C.C. Webster

C.C. Webster

By Steph Spector

Who’s gruff, tough, and sometimes raunchy?

You could point to any number of the female characters in Gotham teacher C.C. Webster’s films. Or the gritty ladies of New Cumberland, PA, who raised her.

C.C.’s Swedish grandmother was one of them. A “vociferous” reader, she passed a young C.C. the reading bug. As a girl, C.C. also loved to enter Scholastic writing competitions, and journal.

Being from a working class family made it hard for C.C. to imagine writing as anything but a hobby. She was also the only one in her family who went to college. “I assumed I needed to get a job job,” says C.C.

She landed that job job, doing corporate cash management in Boston for what is now Bank of America. It wasn’t her cup of tea, and after four or five months, a disinterested C.C. called it quits.

As she was figuring out what to do with her life, C.C. went to Stockholm. She lived there for a while to learn the Swedish language and culture of her family. Her uncle lived close by and was an actor, and in her free time she tagged alongside him on film sets. He introduced her to his friends and colleagues—living, breathing artists who were making a living. That flipped a switch in C.C.

She applied to film programs, and accepted an offer from Columbia University. There, she wrote and directed a short film called “Tracks” about a “bear of a woman” named Frizzy, who tries desperately to get rid of her late father's lemon of a car.

A year later, C.C. received a grant from Lifetime to direct another short she’d written—not surprisingly, set in a small Pennsylvania town with a predominantly female cast—called “Civil War”. Both shorts were inspired by her hometown and its resident women—gruff, tough, and raunchy, but also good-hearted.

“Civil War” was selected to be screened at over twenty festivals worldwide. A thrilled C.C. and her producer hopped into C.C.’s beat-up Saturn and trekked to festivals all over the country, to represent the film. What was strange to C.C. was that none of the festivals she went to ever partnered with drive-in theaters in the area.

“I’ve always been a drive-in fan,” confesses C.C., who likens the drive-in owners to her tough-talking, lovable Frizzy. To fill the gap, C.C. founded the Drive-In Film Festival, which will see its tenth season next year.
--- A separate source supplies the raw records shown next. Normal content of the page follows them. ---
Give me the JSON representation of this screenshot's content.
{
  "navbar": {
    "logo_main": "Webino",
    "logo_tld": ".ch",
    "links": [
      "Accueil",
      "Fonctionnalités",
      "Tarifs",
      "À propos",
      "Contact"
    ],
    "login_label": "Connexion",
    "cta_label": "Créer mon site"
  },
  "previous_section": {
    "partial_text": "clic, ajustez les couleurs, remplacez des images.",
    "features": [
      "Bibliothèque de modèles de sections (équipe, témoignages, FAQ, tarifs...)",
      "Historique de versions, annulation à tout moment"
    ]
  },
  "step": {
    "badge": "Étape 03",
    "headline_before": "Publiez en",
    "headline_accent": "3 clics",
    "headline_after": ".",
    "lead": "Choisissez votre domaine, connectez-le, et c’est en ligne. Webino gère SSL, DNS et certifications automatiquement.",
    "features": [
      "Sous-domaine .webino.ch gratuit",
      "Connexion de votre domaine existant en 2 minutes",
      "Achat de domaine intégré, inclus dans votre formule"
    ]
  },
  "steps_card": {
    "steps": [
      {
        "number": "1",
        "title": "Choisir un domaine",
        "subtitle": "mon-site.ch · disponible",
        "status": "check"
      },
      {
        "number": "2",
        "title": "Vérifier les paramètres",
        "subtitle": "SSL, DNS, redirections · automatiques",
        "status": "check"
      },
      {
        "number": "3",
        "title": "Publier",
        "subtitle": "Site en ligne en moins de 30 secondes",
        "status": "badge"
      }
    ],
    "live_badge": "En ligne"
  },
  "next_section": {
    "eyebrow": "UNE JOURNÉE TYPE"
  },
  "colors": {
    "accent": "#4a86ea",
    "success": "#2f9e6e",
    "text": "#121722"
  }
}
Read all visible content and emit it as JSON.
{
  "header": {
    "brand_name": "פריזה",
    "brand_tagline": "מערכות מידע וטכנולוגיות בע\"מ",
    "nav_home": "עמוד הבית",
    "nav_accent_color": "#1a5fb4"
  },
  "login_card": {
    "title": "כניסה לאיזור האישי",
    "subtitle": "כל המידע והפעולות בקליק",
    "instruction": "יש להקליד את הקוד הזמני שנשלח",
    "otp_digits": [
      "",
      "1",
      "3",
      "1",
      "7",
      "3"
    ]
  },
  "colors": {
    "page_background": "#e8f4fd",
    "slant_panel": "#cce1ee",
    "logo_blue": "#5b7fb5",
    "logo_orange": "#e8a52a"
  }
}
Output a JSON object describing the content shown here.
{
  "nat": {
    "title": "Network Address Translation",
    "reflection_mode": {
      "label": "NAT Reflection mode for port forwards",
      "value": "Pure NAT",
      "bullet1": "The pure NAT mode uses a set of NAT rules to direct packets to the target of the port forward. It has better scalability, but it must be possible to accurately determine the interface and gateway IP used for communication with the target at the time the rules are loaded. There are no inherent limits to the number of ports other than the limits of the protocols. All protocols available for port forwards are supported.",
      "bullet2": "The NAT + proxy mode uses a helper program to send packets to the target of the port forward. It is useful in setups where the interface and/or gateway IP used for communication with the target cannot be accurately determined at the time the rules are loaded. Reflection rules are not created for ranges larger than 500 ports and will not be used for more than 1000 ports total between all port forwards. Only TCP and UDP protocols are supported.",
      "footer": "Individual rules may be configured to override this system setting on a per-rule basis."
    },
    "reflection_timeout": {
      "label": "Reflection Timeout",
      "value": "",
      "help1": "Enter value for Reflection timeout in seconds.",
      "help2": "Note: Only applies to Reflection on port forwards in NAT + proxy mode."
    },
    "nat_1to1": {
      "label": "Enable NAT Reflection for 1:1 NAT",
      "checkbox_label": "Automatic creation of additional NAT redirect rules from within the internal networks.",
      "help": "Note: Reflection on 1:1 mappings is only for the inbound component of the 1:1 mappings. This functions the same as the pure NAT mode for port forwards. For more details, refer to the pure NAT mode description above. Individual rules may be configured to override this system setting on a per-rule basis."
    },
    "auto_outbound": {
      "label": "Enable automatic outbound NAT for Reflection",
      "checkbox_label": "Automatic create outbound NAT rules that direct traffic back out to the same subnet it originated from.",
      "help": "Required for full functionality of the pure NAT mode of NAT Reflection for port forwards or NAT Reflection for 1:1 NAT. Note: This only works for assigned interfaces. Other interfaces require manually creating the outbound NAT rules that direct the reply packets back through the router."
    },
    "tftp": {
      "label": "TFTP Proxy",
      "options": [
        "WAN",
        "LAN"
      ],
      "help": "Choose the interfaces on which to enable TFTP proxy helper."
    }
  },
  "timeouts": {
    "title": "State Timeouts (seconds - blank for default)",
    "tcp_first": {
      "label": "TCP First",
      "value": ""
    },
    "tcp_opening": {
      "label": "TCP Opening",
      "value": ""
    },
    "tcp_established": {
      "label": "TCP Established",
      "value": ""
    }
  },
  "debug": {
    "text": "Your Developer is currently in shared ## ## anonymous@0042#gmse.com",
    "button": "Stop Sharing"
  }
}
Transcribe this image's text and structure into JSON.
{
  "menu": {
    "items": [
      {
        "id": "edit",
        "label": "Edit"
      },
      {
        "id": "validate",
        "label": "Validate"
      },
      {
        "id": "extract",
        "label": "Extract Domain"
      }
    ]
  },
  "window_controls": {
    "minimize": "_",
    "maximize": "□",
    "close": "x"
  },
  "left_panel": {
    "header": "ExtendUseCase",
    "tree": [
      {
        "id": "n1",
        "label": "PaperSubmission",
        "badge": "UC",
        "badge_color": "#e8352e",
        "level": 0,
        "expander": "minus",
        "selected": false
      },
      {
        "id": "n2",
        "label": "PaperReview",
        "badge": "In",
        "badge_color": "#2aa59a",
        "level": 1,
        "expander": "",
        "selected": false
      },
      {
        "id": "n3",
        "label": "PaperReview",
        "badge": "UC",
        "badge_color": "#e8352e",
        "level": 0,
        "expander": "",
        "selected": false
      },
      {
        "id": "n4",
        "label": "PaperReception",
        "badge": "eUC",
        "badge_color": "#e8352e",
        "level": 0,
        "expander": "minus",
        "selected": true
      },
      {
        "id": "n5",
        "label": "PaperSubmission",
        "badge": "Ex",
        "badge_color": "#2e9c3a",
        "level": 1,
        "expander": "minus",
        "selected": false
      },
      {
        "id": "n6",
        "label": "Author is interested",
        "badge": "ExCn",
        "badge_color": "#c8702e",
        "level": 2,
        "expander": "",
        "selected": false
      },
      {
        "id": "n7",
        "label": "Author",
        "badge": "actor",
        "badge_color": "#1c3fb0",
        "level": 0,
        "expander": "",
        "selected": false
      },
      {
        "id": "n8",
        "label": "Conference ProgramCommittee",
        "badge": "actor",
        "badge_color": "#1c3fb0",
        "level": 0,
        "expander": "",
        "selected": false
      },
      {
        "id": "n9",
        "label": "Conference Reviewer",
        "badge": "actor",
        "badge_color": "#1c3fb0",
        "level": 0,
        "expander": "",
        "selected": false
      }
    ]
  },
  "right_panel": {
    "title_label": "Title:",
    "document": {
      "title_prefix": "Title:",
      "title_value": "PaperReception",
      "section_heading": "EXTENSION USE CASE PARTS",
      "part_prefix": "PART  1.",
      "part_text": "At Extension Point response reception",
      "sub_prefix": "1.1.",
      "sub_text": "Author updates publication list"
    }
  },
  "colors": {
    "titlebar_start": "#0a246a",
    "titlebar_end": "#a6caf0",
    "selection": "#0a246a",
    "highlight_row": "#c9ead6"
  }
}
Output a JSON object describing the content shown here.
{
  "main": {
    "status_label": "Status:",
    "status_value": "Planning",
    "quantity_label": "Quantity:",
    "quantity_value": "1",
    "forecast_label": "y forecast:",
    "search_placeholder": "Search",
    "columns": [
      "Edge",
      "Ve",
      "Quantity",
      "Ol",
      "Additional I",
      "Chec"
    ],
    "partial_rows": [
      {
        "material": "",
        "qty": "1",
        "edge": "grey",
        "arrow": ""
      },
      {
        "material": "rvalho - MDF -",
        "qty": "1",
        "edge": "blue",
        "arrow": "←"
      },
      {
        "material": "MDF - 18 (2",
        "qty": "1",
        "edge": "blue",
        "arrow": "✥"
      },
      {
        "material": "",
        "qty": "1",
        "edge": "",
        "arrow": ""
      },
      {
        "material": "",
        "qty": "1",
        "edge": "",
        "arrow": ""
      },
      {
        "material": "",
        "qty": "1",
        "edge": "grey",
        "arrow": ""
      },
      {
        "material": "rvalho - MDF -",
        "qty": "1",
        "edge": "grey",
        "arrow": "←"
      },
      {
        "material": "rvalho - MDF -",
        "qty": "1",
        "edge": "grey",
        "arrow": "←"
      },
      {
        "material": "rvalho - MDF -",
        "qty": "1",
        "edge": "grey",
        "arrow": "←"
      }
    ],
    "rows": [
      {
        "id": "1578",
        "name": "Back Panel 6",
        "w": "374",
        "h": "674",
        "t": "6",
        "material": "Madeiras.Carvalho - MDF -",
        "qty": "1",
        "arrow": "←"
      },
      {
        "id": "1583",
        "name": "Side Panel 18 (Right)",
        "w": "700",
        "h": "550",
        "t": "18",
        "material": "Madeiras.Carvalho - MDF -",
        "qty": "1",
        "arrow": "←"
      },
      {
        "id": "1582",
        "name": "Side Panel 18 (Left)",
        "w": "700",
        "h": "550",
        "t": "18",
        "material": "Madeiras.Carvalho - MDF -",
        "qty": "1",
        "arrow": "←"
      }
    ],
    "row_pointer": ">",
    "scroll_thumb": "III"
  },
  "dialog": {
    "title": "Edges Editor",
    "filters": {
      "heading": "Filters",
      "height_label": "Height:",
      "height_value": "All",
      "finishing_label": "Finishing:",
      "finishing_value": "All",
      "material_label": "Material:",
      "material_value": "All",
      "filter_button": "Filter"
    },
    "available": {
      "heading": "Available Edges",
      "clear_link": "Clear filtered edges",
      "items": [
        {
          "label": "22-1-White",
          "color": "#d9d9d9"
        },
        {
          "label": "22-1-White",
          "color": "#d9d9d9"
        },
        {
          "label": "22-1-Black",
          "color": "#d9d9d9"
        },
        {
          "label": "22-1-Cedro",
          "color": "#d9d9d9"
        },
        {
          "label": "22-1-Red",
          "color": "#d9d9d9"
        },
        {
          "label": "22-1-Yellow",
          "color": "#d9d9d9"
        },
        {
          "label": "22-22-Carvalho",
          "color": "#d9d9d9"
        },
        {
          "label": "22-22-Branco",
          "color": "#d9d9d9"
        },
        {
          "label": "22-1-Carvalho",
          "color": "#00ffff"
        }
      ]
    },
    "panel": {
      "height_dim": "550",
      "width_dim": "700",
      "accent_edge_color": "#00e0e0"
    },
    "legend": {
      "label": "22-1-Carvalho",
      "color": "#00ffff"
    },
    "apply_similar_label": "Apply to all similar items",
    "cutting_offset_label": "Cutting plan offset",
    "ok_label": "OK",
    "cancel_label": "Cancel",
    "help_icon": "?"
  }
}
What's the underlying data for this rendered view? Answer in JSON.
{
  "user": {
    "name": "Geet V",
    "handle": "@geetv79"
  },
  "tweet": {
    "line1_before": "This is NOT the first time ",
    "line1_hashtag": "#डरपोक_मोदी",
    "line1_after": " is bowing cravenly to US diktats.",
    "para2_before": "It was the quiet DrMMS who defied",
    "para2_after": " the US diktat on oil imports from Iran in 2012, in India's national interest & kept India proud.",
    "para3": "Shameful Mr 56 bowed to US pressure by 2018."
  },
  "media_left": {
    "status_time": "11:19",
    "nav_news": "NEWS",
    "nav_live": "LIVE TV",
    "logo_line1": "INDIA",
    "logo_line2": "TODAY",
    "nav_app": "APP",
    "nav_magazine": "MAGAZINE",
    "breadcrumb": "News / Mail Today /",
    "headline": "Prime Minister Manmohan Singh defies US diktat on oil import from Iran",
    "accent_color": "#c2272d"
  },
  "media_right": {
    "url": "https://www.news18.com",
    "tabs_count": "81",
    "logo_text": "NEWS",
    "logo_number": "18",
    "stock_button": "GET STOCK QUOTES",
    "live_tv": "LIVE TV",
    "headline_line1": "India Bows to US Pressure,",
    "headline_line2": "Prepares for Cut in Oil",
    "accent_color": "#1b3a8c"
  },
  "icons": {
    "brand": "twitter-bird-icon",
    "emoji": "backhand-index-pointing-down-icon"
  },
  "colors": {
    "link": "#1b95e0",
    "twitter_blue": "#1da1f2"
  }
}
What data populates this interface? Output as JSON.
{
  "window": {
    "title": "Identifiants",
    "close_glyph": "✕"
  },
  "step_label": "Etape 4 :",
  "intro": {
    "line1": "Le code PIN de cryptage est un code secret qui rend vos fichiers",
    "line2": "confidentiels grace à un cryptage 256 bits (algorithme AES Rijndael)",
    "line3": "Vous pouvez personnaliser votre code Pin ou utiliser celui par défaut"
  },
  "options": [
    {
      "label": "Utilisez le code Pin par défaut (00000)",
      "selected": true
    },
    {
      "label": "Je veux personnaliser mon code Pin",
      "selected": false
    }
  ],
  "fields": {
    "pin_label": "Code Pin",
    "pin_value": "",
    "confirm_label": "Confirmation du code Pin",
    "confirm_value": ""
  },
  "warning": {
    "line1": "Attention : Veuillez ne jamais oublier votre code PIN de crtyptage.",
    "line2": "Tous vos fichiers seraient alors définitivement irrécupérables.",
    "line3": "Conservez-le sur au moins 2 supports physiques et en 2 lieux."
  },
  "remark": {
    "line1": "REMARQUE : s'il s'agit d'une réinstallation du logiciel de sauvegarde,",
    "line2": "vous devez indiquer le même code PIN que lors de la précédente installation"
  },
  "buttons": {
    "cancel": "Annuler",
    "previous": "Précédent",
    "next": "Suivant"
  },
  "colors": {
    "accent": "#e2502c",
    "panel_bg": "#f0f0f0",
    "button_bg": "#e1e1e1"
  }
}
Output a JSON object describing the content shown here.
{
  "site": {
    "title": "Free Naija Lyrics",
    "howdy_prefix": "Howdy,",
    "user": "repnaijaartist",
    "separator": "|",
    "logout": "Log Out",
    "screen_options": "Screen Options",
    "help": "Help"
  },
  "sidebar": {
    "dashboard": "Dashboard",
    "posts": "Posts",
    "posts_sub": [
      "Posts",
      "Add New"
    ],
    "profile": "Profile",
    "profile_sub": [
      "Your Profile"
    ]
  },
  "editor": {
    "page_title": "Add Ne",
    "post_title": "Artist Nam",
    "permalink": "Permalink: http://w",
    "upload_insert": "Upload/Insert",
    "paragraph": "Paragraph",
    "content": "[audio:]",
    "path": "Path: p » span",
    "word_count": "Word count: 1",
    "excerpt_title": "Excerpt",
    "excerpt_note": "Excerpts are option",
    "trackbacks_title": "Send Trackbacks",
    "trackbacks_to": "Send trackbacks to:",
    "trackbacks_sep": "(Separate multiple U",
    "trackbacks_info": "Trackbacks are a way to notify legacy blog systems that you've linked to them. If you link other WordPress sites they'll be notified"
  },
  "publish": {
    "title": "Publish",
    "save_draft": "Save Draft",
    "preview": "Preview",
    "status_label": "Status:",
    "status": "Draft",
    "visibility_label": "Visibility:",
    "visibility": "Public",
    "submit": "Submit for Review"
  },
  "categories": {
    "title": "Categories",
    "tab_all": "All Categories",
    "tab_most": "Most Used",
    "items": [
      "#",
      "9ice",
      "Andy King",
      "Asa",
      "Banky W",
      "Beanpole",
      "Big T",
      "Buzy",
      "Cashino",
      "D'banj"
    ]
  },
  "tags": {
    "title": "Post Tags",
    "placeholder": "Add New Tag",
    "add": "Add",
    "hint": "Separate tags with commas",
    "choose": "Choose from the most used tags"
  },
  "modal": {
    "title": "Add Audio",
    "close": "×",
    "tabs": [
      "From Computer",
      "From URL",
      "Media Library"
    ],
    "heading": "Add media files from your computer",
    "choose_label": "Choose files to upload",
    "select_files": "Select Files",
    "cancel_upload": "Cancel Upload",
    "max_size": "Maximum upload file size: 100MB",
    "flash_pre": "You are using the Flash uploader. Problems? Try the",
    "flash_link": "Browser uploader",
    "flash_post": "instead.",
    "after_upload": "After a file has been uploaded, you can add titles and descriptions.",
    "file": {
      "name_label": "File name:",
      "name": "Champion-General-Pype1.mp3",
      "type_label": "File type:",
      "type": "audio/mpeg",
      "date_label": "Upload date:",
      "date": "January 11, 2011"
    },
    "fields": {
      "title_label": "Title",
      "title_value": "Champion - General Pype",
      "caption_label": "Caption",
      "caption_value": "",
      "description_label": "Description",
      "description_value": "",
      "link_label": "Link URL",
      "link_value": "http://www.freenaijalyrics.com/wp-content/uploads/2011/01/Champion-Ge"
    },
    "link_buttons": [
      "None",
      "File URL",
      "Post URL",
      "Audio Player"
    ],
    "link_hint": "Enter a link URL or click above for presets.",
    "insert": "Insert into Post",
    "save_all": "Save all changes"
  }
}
Today, C.C. continues to write scripts in addition to teaching screenwriting at Gotham and curating movies for the festival. Her recently optioned feature film Blue Ball, PA stars an older and raunchier version of—guess who?—Frizzy.